• [INSTRUCTIONS FOR THE TASK] Provide only the number of lines below that contain the word "screenshot".
── EXTRACTED RECORDS
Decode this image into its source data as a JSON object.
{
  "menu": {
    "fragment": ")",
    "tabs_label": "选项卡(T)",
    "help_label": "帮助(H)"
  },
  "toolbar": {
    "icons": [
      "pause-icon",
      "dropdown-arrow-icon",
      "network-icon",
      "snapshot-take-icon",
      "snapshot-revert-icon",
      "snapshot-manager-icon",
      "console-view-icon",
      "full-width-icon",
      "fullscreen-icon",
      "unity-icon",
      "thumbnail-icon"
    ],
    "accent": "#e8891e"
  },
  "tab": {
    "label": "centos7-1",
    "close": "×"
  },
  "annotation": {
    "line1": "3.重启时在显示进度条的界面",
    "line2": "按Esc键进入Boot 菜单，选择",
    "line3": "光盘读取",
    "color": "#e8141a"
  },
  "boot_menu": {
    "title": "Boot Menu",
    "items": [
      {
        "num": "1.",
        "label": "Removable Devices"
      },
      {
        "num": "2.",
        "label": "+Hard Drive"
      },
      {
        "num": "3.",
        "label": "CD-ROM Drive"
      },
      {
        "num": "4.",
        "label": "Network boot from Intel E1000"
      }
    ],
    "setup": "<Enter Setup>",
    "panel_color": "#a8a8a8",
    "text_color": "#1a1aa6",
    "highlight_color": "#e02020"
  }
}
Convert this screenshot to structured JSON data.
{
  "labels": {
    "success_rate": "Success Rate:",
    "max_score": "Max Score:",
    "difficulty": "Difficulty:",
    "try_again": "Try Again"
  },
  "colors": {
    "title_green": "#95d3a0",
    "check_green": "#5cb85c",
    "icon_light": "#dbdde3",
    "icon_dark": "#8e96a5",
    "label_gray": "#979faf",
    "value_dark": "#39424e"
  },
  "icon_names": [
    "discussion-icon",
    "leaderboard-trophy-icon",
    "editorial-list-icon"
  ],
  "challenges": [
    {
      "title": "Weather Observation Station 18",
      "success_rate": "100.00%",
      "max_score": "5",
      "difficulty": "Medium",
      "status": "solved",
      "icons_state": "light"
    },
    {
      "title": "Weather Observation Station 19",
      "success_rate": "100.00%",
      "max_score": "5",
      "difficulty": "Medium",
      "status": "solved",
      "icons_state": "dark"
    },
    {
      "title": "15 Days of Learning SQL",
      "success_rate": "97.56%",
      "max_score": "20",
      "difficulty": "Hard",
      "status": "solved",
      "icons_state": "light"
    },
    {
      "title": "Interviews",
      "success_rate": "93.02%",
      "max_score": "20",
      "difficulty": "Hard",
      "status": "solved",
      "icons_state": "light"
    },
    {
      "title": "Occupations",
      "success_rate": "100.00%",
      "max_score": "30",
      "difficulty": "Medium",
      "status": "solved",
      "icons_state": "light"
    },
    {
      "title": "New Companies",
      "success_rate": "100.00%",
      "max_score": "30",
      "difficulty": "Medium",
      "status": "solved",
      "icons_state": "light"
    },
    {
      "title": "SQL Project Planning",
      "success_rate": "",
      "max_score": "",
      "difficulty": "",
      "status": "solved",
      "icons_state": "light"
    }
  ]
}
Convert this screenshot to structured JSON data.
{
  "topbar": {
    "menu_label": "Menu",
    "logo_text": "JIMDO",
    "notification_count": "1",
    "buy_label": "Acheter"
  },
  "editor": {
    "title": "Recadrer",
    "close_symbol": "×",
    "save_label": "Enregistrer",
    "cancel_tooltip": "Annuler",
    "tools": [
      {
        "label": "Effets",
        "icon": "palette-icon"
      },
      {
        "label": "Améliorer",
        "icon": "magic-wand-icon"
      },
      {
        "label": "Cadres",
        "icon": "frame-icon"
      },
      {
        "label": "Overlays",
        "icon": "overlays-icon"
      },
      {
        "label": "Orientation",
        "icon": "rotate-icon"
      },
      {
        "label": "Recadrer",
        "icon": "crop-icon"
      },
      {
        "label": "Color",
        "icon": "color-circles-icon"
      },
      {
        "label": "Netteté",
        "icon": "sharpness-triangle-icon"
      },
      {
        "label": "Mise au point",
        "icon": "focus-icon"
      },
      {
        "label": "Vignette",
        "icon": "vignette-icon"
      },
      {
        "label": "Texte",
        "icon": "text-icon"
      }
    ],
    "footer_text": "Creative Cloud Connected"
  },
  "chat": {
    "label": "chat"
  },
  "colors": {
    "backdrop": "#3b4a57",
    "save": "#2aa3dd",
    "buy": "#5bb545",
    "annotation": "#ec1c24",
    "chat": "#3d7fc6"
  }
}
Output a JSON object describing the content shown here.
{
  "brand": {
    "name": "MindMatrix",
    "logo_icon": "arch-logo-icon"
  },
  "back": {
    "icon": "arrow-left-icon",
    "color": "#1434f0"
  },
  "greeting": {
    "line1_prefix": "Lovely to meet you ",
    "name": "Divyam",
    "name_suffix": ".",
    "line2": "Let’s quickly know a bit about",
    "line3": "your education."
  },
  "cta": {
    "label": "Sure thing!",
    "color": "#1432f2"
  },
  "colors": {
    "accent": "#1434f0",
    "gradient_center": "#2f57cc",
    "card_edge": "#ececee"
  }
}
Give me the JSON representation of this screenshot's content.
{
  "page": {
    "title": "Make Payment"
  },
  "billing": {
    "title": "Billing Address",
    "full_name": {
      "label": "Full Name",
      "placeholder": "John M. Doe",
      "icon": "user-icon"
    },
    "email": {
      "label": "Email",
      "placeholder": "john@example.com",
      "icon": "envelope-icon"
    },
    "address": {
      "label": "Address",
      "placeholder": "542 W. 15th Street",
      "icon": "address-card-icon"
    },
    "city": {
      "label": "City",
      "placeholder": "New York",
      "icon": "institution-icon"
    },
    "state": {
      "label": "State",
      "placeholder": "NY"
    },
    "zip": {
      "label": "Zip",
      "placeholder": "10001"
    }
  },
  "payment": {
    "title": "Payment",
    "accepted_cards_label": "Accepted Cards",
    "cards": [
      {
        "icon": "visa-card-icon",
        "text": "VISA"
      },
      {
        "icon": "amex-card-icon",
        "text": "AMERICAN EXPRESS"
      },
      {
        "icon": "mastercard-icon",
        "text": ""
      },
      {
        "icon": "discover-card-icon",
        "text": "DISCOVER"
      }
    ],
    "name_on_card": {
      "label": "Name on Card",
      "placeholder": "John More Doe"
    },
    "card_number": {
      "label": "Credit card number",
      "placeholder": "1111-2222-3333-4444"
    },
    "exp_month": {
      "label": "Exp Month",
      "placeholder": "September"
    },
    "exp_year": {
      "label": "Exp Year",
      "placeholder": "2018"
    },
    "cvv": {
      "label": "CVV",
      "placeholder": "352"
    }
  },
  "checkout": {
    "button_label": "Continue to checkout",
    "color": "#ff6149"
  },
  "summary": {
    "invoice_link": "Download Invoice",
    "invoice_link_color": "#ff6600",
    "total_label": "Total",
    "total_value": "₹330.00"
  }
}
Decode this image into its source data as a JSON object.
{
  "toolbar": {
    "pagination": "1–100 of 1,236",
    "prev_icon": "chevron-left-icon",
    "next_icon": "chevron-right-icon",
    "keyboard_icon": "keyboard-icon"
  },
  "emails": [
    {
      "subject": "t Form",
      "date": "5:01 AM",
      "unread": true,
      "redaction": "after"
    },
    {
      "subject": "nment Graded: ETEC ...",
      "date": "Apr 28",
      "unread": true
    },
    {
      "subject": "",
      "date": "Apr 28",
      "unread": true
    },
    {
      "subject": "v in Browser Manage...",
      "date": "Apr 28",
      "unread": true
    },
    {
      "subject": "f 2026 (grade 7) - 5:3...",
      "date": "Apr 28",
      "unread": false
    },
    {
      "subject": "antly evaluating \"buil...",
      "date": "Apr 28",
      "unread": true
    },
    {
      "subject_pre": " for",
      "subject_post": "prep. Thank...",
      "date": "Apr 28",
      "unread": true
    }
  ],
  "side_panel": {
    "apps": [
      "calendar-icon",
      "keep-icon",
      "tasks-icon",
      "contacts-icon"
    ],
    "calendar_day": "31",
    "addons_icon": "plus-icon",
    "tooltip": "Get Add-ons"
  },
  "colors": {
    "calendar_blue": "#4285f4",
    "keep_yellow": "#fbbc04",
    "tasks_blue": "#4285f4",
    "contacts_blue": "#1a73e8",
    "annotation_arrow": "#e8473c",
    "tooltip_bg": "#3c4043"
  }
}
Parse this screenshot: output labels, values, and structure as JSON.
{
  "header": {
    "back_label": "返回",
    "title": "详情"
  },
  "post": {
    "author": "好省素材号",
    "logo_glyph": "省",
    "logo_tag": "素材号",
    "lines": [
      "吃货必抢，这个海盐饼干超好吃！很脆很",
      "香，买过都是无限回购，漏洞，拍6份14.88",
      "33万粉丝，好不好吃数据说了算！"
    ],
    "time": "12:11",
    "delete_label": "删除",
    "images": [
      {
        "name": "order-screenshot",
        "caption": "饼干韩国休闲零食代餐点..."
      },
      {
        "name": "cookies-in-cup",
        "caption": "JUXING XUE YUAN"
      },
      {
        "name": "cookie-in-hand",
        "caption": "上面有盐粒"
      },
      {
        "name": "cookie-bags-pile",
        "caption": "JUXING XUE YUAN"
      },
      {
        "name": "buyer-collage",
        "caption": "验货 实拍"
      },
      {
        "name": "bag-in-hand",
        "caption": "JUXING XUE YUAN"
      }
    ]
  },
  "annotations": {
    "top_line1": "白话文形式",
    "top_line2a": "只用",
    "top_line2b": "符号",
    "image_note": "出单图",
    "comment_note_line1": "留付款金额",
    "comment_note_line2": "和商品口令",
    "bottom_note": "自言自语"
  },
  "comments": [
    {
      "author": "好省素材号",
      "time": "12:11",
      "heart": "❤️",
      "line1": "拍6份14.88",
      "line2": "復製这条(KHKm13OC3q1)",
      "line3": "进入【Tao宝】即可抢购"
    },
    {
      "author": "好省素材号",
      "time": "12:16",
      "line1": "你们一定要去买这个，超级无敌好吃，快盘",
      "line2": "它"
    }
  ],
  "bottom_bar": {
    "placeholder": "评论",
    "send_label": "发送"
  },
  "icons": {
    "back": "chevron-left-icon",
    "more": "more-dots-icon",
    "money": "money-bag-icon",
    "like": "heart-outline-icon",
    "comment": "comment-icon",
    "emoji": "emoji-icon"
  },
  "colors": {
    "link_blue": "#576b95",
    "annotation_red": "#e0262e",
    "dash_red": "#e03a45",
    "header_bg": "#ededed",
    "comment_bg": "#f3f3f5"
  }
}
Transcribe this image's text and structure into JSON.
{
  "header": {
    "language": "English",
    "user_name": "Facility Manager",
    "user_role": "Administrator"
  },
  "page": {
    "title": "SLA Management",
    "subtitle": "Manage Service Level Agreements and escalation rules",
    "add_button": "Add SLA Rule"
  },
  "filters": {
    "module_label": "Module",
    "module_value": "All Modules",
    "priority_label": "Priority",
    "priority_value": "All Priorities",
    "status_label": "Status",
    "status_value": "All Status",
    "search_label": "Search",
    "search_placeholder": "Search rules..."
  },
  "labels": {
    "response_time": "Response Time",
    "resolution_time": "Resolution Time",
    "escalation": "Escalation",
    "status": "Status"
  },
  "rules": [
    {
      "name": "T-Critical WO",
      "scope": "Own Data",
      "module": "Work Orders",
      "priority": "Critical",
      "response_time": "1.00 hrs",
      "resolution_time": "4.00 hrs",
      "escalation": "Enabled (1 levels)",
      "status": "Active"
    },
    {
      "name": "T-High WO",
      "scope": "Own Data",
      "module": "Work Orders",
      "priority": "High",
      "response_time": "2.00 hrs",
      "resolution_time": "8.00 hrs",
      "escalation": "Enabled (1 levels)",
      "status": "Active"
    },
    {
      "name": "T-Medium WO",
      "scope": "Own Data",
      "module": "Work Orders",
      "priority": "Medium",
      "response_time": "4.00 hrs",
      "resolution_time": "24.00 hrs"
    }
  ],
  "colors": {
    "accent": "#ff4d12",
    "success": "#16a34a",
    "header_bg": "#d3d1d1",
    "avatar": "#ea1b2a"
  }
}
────
• [WRITTEN RESPONSE] 5